Algebraic aspects T( ) -{max(O,x+y-c) c x,y . mm(x,y) if(x,y)E[O,c] 2 , otherwise, the set of nilpotent elements and the set of zero divisors of Tc equal]O, c[. Although the set of nilpotent elements is in general a subset of the set of zero divisors, for each t-norm the existence of zero divisors is equivalent to the existence of nilpotent elements. 5 PROPOSITION For each t-norm T the following are equivalent: (i) T has zero divisors. (ii) T has nilpotent elements. , if T(a,b) = 0 for some a > 0 and b > 0, then for c = min(a, b) > 0 we obtain T(c, c) = 0, showing that c isanilpotent element ofT.
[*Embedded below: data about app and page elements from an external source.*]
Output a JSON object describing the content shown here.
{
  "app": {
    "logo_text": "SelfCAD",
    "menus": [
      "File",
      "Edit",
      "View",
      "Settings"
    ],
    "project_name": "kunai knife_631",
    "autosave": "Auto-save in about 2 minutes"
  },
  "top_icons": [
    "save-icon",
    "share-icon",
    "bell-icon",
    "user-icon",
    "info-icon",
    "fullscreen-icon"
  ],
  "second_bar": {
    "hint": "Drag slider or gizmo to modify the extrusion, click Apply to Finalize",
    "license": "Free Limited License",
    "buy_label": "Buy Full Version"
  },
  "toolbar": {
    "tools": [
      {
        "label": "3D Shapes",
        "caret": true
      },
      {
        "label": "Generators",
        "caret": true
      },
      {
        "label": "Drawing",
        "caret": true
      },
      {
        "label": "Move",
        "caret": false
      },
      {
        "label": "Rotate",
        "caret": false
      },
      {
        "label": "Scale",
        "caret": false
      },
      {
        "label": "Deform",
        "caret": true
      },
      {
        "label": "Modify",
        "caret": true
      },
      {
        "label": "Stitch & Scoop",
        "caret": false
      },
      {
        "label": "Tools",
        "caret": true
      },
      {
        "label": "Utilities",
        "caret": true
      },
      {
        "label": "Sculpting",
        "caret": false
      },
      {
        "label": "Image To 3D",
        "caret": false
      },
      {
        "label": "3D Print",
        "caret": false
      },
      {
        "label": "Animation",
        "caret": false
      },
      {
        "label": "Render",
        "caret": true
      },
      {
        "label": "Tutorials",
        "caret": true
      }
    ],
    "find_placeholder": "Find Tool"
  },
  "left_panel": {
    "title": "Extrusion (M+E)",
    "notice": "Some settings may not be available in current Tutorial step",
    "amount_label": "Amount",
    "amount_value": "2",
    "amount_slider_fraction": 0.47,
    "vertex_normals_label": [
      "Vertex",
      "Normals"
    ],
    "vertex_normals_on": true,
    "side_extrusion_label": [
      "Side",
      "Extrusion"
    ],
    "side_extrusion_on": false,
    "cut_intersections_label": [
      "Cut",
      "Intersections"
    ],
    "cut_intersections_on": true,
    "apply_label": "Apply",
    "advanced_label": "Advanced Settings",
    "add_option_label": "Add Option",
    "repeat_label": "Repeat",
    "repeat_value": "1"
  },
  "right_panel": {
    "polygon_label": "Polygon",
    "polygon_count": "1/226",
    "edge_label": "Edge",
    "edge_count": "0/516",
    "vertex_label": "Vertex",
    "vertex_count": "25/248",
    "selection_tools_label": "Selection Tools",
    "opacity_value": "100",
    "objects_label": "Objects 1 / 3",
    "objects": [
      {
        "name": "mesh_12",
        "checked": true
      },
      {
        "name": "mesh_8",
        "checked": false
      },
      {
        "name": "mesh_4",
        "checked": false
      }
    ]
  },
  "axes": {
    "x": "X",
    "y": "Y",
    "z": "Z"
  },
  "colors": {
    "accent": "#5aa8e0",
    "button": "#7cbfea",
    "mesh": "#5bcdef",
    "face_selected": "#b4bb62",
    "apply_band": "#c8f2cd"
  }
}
Arge n E N, leading to the contradiction T( xo,xo ) = Xr(4n) = xo. Consequently, the only possibility is x 0 = 0. Since x E ]0, 1[ was chosen arbitrarily, T satisfies (LP). Finally, assume that T satisfies (ii) and choose x, y E ]0, 1[. , T is Archime0 dean, showing that (ii) implies (i). Combining the continuity with some algebraic properties, we obtain two extremely important classes of t-norms. 13 DEFINITION (i) A t-norm T is called strict if it is continuous and strictly monotone. (ii) At-normT is called nilpotent if it is continuous and if each a E ]0, 1[ is a nilpotent element ofT.